Her story feels at times like a Jazz Age Fairytale:  “There once was a young, brilliant, struggling classical composer named Kay Swift, who met, fell in love with and married a young banker named James Warburg.  They had three little girls and set up housekeeping in the upper East Seventies in New York City.  One night a charismatic songwriter named George Gershwin came to their dinner party…”

Kay and George

Reading “The Memory of All That” brought into sharper focus how deep the musical connection was between Kay and George Gershwin.  He introduced her to the world of Jazz and Popular music, and she became the helpmate who finished his musical thoughts.  You can see her handwriting on most of his manuscripts, and their notes back and forth to each other.    What heady times those must have been, to fully share an artistic passion with a soulmate!  Frida Kahlo and Diego Rivera.  Paul and Jane Bowles.  Kay and George.

Weber amplifies the tragedy of George’s death by revealing new information of their truly spooky psychiatrist Zilboorg, who was treating ALL three of them at the same time:  James, George and Kay.  At the very least he was unconscionably manipulative, blithely telling each one what the other was saying; at the worst, he seems to have mis-diagnosed George’s symptoms of what may have been a completely operable brain tumor.

The larger than life stories of Katharine Weber’s family are well worth reading – not for their sensational qualities, but for the poignant, complex tales of people whom she loved very much.

Ida Cox, the Job Market and “Pink Slip Blues”

With the country at a seemingly endless stalemate regarding the debt ceiling, and debating what role government should or shouldn’t take in getting the country back to work, I pulled up one of Ida Cox’s best songs:  “Pink Slip Blues”.  Written four years into the Depression, her woman’s viewpoint about losing her WPA job is really refreshing.  As usual, her confident, direct voice delivers home the humanity of the situation which couldn’t be more simply stated:  people need jobs.

I love the way Ida Cox writes and sings.  I’ve been delving into her life work again as I’m preparing a book based on my Wild Women of Song project, and have been happily listening to that clarion voice, (so un- American Idol) go right to the heart of the song.  Never quite as popular as the Classic Blues Queens who were her contemporaries (Bessie Smith, Mamie Smith, Ma Rainey) she nonetheless  outlasted them all, successfully managing her own vaudeville troupe all through the 20’s, 30’s, through the Depression, and working steadily right up until a stroke laid her low in 1945.   When clubs stopped hiring large troupes, she scaled down without apology,  performing as a duo at Cafe Society for a few years with the excellent blues pianist Jesse Crump (who was also her 3rd husband.) She always stayed true to her own style, and certainly earned the title given to her by Paramount Records:  “Uncrowned Queen of the Blues”.
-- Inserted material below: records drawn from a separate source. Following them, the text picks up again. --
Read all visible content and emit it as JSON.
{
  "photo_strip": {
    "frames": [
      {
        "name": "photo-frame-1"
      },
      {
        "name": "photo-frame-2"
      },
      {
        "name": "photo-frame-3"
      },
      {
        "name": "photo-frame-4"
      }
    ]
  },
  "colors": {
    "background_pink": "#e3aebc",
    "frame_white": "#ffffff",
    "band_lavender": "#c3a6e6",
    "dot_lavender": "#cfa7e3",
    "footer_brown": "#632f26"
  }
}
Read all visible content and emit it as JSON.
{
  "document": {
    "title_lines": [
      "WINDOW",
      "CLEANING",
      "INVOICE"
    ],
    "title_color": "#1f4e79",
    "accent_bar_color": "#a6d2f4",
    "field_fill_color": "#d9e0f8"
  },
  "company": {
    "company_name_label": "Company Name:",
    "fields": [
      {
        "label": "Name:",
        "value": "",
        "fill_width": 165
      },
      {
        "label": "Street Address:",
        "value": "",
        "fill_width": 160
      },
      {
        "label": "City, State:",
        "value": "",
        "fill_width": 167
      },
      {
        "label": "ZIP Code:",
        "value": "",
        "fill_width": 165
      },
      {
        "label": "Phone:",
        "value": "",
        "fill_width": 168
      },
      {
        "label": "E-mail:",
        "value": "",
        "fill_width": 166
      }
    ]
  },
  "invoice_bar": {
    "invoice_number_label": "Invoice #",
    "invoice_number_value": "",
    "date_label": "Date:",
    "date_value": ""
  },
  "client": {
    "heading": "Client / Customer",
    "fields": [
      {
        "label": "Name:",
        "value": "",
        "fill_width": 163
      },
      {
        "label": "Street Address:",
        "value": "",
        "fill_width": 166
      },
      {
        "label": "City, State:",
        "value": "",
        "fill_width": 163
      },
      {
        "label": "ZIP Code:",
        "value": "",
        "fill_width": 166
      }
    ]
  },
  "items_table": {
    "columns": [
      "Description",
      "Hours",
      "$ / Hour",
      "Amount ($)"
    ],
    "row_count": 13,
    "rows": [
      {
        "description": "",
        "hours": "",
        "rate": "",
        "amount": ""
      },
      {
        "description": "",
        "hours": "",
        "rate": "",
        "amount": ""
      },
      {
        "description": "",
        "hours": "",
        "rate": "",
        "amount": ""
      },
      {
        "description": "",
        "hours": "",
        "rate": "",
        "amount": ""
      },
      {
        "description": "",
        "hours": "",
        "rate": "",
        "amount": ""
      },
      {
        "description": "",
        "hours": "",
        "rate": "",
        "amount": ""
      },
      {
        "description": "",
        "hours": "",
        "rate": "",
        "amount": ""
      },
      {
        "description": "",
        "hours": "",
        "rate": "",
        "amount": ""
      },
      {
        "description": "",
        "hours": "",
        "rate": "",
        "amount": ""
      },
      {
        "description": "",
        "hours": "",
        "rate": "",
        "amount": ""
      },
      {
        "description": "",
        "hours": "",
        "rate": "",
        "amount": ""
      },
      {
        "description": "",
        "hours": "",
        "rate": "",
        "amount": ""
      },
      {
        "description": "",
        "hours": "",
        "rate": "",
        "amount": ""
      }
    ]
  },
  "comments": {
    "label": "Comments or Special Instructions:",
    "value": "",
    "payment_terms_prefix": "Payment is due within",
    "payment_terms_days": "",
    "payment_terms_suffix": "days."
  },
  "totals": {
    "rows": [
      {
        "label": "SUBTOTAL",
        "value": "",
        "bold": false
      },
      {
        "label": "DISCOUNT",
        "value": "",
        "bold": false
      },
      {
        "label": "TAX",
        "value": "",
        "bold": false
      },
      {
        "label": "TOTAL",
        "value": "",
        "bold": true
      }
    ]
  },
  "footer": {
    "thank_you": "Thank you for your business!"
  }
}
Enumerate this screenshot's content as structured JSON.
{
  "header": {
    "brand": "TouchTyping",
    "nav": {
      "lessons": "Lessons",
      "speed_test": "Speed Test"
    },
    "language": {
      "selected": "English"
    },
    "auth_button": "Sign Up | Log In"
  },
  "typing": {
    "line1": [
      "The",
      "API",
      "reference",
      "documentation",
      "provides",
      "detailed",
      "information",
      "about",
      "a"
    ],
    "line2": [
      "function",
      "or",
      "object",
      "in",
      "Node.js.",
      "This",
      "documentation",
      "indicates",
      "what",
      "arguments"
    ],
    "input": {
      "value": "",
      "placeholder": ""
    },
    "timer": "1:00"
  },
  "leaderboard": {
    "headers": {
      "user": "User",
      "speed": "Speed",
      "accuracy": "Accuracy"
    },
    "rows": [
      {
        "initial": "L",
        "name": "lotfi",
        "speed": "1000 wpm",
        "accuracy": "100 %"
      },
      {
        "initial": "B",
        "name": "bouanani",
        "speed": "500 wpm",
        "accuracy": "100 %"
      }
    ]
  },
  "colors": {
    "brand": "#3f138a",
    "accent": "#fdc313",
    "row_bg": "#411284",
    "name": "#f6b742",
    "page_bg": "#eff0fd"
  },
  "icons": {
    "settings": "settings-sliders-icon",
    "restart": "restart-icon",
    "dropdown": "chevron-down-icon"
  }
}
“Just a little pink slip in a long white envelope”…to hear the song, click below:

Pink Slip Blues

Welcome to the Wild Women of Song Blog!!

Wild Women of Song: Great Gal Composers of the Jazz Era is a theatrical, multi-media jazz and blues concert celebrating the lives, times, and songs of the rarely mentioned women songwriters of the Jazz Age.  With images, music and superb storytelling, vocalist and educator Pamela Rose artfully delivers a cultural retrospective while treating the audience to a wonderful jazz and blues concert.

First presented in 2009, Wild Women of Song presents over 600 archived photos and has performed in New York, London and Los Angeles to sellout crowds.  The show is slated to appear at the Monterey Jazz Festival, the San Francisco Jazz Festival and Stanford Jazz Workshop in the fall of 2011.